Tourism in Hawai‘i continued to be a major driver for the state’s economic recovery in 2013, surpassing records set the previous year.
Visitor spending reached $14.5 billion, an increase of two per cent from $14.3 billion from the previous year, with visitors contributing $1.5 billion in state tax revenue.
In total 8,235,510 visitors were recorded, again an increase of 2.6 per cent from eight million in 2012.
This is according to preliminary statistics released by the Hawai‘i Tourism Authority today.
“While our core US market remained strong, there were significant increases in arrivals and spending from the growing Other Asia (China, Korea and Taiwan) and Oceania (Australia and New Zealand) markets,” said Mike McCartney, president and of the HTA.
“Supported by double-digit increases in air seats to the Hawaiian Islands from these two regions, we will continue to focus our efforts on these developing markets with tremendous growth potential.”
Gains in visitor expenditures and arrivals during the first half of 2013 offset the weaker performance in the latter half of the year.

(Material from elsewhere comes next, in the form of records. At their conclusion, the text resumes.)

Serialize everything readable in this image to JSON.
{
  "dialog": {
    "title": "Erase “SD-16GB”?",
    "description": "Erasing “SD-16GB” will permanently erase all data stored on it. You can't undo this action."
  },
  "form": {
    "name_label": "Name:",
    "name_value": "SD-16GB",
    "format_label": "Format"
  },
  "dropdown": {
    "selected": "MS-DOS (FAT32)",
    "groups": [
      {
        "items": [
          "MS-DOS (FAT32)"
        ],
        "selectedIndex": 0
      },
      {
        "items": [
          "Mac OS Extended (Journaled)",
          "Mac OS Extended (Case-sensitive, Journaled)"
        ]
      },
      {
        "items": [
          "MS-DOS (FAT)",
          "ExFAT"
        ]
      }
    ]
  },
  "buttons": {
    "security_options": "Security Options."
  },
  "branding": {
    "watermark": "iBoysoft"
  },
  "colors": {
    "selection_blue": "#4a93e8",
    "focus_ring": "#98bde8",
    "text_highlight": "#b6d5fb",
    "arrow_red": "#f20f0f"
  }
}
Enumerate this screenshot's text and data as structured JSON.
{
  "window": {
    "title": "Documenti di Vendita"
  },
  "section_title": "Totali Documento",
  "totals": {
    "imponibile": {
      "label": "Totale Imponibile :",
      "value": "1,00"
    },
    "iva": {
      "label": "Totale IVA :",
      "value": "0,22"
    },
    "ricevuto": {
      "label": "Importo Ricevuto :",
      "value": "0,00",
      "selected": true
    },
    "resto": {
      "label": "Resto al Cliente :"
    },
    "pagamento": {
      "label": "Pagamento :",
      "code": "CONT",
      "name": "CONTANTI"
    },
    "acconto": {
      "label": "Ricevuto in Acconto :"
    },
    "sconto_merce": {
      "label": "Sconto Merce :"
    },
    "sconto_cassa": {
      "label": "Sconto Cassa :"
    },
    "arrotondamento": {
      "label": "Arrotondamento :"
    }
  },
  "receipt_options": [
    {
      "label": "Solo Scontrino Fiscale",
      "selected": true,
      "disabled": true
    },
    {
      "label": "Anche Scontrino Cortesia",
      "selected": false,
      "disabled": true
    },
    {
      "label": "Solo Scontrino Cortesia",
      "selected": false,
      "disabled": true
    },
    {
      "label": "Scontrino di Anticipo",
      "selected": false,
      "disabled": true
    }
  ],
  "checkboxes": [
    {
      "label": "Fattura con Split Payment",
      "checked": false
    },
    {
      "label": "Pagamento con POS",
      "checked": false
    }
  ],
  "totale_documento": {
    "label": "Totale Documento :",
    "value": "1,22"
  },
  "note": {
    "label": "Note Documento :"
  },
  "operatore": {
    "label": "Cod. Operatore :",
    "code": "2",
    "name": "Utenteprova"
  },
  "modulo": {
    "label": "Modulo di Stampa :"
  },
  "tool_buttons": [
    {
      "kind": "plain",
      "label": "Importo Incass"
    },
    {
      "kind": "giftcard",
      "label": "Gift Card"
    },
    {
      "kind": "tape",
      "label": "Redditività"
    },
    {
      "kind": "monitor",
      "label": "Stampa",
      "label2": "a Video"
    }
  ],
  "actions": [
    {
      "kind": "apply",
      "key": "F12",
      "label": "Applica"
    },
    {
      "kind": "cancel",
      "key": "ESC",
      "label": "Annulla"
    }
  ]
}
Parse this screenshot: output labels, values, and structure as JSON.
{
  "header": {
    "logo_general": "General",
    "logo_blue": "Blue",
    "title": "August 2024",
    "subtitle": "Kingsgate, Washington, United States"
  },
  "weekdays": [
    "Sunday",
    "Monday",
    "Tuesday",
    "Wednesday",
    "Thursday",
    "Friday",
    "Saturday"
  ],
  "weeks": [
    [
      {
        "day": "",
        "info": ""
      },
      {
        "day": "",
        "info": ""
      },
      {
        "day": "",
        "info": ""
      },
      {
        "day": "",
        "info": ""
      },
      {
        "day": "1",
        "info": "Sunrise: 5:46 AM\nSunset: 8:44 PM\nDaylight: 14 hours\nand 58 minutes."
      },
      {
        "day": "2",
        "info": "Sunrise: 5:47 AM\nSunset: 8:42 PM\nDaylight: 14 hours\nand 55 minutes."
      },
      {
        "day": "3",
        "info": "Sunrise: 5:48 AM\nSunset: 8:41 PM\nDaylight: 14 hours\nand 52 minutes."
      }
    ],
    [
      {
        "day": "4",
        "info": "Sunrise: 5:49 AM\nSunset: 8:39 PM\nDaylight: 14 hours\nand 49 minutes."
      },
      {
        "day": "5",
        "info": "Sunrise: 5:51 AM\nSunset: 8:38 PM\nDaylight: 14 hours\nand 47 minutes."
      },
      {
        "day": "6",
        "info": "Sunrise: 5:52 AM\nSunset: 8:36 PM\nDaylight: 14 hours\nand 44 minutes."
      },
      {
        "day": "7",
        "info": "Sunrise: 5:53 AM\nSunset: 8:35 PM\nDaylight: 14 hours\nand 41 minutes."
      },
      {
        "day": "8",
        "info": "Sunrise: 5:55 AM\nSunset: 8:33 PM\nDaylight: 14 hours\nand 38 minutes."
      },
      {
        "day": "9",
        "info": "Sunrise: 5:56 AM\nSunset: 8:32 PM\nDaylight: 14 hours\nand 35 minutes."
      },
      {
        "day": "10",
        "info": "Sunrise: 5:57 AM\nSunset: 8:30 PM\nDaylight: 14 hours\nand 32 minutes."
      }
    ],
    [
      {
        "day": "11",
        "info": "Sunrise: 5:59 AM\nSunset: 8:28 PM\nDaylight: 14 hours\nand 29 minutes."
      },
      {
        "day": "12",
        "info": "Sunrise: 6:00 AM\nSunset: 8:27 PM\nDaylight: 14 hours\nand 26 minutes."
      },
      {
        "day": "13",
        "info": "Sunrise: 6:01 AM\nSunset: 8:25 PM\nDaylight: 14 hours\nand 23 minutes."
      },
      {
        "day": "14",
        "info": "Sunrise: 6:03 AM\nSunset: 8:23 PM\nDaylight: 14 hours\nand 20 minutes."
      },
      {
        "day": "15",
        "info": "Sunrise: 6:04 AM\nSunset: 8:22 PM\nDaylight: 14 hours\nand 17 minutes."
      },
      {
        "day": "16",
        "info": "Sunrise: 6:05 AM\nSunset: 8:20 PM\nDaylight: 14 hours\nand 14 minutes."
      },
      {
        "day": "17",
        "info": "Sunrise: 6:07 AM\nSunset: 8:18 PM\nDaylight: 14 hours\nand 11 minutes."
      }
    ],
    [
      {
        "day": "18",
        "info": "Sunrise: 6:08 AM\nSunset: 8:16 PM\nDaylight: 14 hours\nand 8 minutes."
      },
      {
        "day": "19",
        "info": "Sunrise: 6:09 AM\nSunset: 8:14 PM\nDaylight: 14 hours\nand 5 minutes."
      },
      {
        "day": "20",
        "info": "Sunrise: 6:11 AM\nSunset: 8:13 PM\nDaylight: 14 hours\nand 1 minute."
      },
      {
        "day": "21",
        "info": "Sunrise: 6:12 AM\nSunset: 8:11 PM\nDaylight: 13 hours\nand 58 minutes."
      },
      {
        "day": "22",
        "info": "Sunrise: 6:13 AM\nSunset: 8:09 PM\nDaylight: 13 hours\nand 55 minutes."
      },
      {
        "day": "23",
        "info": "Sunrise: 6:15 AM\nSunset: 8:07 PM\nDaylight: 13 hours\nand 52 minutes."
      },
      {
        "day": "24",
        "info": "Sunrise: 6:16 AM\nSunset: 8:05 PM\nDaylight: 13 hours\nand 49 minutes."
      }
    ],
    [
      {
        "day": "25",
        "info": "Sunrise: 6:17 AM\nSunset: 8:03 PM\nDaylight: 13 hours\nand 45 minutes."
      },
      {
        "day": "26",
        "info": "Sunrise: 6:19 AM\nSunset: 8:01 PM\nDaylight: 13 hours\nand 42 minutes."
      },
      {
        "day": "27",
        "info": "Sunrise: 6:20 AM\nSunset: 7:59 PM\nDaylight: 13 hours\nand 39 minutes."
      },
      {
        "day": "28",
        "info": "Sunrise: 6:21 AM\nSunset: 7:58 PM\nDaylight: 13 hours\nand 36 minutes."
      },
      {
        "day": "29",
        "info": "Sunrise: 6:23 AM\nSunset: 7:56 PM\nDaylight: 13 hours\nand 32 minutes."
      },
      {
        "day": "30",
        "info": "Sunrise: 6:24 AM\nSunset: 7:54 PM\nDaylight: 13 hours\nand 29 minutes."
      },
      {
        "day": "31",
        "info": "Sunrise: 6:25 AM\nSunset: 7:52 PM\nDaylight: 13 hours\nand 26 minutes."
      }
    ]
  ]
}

International arrivals through 2013 also helped to maintain the momentum experienced through the year.
Despite the gains in arrivals and spending in 2013, the HTA fell short of targets of $15.3 billion in visitor expenditures and 8.48 million visitor arrivals.
Fluctuations in currency exchange rates, tax and fuel charges have impacted growth and caused the levelling off during the second half of the year.
The HTA anticipates this trend to continue during the first half of 2014.
“We will work with our global marketing partners to review and adjust our plans to stimulate the market in light of current economic and global trends.
“It is also important that we continue to work with our industry partners to balance the needs of our community while strengthening our tourism economy in 2014,” added McCartney.